■ Required work
Your answer should be every line with the word "date", copied from the data below.

(Interface dataset entries)
-- Opening Marker --

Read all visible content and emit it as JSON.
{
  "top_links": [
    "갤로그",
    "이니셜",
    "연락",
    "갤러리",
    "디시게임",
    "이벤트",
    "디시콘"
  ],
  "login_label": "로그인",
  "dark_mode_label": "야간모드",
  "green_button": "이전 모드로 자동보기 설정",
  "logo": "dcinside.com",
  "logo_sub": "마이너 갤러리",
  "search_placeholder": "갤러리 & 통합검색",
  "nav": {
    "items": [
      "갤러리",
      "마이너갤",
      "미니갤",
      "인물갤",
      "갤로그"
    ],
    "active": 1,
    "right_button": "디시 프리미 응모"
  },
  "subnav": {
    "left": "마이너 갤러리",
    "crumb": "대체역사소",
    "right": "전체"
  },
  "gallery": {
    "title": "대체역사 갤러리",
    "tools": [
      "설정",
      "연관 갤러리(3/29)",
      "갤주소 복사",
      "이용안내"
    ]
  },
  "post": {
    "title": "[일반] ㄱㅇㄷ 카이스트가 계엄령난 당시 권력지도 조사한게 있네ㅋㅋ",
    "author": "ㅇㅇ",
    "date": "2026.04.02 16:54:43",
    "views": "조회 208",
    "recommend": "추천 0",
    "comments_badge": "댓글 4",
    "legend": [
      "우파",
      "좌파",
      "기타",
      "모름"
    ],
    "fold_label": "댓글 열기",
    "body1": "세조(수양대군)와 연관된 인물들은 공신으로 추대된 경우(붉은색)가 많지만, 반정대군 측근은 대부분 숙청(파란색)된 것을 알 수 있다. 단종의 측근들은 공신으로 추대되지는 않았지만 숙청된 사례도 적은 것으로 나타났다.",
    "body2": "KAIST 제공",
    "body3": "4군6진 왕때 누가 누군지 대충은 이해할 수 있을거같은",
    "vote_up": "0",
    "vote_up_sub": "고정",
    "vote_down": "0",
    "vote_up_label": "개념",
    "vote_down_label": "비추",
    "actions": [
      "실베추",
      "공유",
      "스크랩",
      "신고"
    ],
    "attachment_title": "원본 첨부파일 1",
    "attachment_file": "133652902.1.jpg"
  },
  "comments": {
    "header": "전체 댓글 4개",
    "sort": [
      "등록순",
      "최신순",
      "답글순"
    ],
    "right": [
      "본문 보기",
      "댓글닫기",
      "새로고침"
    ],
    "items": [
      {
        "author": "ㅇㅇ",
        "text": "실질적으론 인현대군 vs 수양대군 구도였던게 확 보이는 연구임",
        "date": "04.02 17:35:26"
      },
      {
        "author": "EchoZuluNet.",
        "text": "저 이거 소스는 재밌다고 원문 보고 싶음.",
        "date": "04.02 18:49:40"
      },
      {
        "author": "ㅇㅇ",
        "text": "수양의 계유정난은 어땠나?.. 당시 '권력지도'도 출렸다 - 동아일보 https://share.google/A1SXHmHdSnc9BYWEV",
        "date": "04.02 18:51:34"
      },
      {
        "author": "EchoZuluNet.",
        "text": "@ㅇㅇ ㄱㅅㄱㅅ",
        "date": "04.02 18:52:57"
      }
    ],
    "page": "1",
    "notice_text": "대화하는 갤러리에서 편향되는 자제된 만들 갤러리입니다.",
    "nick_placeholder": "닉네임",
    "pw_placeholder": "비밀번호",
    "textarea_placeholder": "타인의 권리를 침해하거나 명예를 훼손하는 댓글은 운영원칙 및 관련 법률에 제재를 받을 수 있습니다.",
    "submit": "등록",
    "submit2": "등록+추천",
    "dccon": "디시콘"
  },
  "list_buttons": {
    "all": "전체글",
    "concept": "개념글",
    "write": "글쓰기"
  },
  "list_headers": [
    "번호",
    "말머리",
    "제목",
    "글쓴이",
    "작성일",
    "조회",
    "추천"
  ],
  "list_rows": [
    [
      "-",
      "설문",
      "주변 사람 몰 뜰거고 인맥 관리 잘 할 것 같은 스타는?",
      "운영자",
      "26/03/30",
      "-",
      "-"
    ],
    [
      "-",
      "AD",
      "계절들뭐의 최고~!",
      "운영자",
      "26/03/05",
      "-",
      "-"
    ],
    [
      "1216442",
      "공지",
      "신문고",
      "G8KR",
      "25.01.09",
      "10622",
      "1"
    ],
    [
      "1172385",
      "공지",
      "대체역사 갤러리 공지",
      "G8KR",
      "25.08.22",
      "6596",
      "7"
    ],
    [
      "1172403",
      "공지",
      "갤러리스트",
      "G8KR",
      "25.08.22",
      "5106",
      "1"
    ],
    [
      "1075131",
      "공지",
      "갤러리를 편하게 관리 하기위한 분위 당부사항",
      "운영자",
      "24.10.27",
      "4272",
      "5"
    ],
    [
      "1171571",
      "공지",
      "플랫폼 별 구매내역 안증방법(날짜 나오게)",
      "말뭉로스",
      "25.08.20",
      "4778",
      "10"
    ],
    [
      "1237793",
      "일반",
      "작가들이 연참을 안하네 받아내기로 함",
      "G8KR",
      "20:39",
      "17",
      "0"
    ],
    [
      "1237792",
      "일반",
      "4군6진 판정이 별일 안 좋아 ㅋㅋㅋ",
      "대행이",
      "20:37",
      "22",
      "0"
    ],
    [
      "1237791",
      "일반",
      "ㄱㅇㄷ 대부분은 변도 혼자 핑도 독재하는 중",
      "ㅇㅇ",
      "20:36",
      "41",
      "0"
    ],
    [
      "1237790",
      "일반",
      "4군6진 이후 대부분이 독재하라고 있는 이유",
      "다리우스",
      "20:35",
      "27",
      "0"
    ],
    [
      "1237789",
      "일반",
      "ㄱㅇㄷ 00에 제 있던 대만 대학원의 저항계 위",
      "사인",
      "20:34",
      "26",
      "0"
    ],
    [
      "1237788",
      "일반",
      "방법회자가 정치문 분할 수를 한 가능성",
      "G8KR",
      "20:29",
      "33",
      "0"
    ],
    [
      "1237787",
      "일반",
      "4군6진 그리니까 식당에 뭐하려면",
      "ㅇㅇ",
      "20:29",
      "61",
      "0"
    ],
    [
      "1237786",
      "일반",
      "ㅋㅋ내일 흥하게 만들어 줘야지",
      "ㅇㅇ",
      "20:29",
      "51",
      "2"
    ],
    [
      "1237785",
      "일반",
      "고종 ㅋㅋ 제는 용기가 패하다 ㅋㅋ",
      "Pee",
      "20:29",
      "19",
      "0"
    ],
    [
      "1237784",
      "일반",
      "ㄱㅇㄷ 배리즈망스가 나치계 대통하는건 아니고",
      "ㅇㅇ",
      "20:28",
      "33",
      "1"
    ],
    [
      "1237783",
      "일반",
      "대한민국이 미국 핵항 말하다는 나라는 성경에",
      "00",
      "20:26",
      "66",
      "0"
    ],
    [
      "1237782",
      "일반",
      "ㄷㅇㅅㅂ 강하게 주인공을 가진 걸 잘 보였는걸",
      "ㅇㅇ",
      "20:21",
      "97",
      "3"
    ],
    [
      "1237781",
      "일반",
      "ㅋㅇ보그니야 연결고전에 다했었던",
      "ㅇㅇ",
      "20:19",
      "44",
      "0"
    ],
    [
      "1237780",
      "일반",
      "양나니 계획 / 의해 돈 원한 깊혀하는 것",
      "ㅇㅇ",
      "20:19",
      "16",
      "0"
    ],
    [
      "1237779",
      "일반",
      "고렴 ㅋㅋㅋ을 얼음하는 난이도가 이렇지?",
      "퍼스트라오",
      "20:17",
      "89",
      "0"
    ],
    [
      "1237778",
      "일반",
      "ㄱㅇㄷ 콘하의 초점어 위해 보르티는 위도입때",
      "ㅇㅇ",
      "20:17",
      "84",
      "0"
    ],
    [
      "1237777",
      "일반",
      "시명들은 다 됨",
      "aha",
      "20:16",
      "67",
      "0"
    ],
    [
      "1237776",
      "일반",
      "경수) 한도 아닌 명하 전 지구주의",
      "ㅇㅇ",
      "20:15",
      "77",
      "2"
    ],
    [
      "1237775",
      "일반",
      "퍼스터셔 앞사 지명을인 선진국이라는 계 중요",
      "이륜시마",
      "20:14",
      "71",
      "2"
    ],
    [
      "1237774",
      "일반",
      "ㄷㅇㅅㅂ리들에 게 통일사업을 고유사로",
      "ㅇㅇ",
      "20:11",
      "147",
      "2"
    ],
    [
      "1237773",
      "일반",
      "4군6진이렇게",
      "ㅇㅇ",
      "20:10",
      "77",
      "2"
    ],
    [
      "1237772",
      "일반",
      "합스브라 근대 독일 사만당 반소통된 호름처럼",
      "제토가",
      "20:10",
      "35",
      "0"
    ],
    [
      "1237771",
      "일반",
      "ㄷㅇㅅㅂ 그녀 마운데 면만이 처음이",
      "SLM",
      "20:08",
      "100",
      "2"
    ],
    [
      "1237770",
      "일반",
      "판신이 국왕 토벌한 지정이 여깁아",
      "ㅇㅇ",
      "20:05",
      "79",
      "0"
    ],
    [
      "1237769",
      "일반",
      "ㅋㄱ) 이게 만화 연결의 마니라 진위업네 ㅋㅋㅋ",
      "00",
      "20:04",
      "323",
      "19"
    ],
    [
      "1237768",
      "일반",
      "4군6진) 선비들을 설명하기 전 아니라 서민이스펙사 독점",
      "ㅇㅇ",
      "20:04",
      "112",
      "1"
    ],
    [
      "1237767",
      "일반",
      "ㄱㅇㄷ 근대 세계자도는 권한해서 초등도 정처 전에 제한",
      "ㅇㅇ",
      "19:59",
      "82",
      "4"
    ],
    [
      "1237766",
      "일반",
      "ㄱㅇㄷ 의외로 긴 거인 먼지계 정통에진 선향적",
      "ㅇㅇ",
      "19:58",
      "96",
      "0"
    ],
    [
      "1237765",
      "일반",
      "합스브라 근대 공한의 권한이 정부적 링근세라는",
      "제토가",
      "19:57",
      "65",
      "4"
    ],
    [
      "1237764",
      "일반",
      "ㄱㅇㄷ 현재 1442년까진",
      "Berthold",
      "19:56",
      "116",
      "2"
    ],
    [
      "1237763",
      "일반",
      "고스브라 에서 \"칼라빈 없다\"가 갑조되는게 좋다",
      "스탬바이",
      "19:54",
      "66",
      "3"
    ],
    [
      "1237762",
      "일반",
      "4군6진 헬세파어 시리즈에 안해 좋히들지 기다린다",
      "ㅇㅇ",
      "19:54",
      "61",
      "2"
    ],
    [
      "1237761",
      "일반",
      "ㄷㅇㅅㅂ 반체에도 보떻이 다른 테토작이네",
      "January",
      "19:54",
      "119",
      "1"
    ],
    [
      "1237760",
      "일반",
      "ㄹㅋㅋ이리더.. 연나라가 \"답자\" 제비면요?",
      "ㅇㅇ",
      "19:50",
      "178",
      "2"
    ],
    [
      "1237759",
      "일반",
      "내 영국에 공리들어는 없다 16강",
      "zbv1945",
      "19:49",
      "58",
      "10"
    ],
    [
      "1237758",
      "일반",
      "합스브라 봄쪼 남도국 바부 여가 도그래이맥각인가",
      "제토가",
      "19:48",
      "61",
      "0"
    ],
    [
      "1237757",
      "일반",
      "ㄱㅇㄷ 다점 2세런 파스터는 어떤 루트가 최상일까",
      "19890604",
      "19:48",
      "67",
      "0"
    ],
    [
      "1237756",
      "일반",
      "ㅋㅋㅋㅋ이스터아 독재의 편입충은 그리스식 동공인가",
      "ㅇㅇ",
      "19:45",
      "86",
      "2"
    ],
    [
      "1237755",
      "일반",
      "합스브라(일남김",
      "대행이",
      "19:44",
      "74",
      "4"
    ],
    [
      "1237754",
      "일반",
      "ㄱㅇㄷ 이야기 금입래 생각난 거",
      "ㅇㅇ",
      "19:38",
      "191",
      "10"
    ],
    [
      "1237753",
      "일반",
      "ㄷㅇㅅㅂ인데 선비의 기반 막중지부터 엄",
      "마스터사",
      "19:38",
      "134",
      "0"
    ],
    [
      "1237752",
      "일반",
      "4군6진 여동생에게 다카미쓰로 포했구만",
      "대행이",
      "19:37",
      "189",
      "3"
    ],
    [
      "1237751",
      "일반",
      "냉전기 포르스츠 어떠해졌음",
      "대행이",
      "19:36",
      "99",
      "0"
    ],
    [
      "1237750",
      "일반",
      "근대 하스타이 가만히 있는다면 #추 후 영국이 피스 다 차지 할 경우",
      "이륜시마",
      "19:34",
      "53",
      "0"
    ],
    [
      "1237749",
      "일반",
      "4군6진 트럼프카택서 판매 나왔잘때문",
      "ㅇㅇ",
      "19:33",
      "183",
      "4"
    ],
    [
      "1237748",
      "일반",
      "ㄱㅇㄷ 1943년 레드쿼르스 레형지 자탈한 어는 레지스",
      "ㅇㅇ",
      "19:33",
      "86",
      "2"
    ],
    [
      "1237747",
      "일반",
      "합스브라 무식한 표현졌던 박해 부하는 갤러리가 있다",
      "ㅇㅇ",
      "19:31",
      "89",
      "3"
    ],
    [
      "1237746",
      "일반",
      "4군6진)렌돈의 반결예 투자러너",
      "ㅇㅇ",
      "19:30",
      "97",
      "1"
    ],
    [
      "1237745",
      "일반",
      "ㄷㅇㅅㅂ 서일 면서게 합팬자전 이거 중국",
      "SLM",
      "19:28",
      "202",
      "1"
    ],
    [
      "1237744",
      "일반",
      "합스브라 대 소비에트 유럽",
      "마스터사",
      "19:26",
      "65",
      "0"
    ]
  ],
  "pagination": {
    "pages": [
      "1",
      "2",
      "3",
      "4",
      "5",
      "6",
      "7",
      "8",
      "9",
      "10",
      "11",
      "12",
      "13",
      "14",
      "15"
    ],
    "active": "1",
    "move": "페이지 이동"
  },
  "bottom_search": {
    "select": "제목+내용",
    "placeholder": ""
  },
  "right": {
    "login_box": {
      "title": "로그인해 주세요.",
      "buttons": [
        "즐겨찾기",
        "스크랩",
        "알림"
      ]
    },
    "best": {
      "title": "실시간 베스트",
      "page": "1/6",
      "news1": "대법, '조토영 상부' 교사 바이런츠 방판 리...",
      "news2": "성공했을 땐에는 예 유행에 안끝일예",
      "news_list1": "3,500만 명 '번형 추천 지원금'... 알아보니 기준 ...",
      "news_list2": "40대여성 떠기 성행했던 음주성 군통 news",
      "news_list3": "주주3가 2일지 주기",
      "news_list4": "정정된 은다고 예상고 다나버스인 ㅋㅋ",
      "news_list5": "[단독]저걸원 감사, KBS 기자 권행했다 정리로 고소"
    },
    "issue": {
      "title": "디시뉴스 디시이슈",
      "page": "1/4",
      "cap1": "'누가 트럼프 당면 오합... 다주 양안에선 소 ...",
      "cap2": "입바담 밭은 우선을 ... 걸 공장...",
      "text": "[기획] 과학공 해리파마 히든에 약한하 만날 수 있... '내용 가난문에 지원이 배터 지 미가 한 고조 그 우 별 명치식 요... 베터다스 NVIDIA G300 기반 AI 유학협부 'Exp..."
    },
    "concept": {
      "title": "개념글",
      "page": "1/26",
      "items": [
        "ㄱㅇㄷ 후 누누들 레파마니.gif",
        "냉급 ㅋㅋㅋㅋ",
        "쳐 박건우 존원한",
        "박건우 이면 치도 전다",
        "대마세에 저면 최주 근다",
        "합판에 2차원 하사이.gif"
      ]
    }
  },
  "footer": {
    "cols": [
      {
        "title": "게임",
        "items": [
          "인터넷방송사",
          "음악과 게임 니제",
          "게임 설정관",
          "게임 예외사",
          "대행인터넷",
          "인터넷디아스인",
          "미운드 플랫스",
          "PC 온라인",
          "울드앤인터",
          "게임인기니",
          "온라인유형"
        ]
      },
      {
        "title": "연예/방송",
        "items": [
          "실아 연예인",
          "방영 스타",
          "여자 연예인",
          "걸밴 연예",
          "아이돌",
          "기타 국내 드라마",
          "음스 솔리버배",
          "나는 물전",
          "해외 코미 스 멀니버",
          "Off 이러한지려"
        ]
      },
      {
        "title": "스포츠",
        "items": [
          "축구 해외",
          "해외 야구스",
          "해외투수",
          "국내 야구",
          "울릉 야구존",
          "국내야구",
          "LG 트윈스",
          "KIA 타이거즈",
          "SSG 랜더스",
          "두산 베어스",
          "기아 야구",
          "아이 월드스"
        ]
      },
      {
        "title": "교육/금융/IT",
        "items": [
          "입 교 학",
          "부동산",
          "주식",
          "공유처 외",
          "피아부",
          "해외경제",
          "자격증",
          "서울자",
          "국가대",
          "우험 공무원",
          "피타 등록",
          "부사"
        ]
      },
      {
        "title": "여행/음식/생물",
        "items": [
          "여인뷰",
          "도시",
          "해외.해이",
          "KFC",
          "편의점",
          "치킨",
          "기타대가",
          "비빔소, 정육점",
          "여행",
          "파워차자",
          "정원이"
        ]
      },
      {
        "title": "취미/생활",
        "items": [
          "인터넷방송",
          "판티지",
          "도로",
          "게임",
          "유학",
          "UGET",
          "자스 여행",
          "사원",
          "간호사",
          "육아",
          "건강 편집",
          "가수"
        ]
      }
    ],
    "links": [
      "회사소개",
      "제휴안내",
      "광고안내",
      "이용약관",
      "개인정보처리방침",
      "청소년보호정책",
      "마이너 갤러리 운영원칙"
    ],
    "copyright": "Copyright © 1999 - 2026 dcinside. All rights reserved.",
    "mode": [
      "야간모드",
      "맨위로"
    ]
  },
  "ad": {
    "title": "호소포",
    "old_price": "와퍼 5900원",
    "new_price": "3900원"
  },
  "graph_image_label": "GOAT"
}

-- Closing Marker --

■ Your response
    "date": "2026.04.02 16:54:43",
        "date": "04.02 17:35:26"
        "date": "04.02 18:49:40"
        "date": "04.02 18:51:34"
        "date": "04.02 18:52:57"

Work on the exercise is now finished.